Don’t miss out on your chance to apply for a scholarship for the spring 2013 semester!
If you or someone you know would like to be considered for a Calihan Academic Fellowship, the deadline to submit application materials is Monday, October 15. Eligible candidates include graduate students or seminarians pursuing fields such as theology, philosophy, economics, or related themes promoted by the Acton Institute. Visit the Calihan Academic Fellowship page on Acton’s website for more detailed information on eligibility and the application process. Contact Michelle at email@example.com with any scholarship-related questions.
John Hartley, the founder and editor of the International Journal of Cultural Studies, does for that journal something like what I did for the Journal of Markets & Morality awhile back. He takes his experience as an editor to reflect on the current state of the scholarly journal amid the challenges and opportunities in the digital age.
I have reviewed two books for the latest issue of Calvin Theological Journal:
J. William Black, Reformation Pastors: Richard Baxter and the Ideal of the Reformed Pastor (Waynesboro, GA: Paternoster Press, 2004). Appearing in CTJ, vol. 41, no. 2 (November 2006): 370-71.

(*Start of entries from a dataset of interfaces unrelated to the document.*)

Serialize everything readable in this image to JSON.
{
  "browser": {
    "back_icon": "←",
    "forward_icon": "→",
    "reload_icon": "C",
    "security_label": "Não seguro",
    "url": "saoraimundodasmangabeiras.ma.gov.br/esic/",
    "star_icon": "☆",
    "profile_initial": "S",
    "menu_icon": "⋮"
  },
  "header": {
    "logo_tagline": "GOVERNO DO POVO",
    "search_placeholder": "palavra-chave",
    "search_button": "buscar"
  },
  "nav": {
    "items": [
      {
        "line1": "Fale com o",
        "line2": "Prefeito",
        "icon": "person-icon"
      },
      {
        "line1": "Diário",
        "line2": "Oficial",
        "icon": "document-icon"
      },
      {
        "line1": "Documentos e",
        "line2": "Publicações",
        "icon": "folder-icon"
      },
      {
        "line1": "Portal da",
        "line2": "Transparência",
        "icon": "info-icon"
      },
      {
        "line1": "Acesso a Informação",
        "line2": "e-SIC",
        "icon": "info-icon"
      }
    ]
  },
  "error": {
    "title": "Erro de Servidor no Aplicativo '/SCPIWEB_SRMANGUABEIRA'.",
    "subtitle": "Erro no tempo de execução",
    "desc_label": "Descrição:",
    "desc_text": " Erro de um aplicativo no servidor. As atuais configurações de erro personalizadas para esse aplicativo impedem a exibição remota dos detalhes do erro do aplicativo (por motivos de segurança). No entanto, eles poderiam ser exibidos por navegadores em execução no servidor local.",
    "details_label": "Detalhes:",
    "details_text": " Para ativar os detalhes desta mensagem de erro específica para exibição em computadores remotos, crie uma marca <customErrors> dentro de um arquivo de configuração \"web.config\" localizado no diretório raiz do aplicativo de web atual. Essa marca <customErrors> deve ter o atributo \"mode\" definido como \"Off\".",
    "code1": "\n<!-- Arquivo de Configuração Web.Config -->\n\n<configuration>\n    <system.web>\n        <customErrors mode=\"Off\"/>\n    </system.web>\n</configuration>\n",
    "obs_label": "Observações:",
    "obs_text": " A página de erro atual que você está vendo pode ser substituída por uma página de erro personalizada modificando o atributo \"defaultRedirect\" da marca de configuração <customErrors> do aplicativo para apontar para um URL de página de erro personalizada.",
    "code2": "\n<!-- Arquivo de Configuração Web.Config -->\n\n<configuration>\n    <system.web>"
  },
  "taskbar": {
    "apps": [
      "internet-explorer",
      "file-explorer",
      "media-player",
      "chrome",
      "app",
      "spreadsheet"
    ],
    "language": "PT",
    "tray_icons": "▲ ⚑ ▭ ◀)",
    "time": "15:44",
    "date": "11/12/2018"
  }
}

BRYN MAWR, July 13, 2006 – Over the course of the week I have offered my reflections that have arisen within the context of the Advanced Studies in Freedom seminar offered by the Institute for Humane Studies (previous editons: Weekend, Monday, Tuesday, Wednesday). The presentations by the faculty have been in great part engaging, intellectually rigorous, and valuable.
The Drexel University Libraries have posted video and audio from the Scholarly Communications Symposium convened earlier this year. The event, held on April 28, 2006, included a presentation by me, “The Digital Ad Fontes!: Scholarly Research Trends in the Humanities,” as well as Rosalind Reid, “Access, Inertia, and Innovation: Turbulent Times in Scientific Publishing” (Dr. Blaise Cronin was ill and unable to attend).
Rodney Dangerfield is famous for saying, “I don’t get no respect!” This complaint is shared in the laments that I often hear from academics, that electronic journals are not afforded the same respect as print journals. I explored some of the reasons for this as well as some of the results that have implications for journal publishers in an article published last year, “Scholarship at the Crossroads: The Journal of Markets & Morality Case Study,” Journal of Scholarly Publishing 36, no. 3 (April 2005).
My presentation a few weeks ago at the Drexel University Libraries Scholarly Communications Symposium went extremely well, all things considered. My talk was titled, “The Digital Ad Fontes!: Scholarly Research Trends in the Humanities,” and I was representing the liberal arts, particularly history and theology.
Dr. Blaise Cronin, who was going to give the first lecture, took ill and was unable to attend. The attendees were quite interested in my presentation, and questions had to be cut off to maintain the schedule, even though I was given more time than I originally anticipated because of Dr. Cronin’s absence.
I want to pass on a bit of the introduction of my piece, in which I set up the question and engage various views of what scholarly publishing in the digital age looks like: Read more on The Shifting Paradigm of Scholarly Publishing…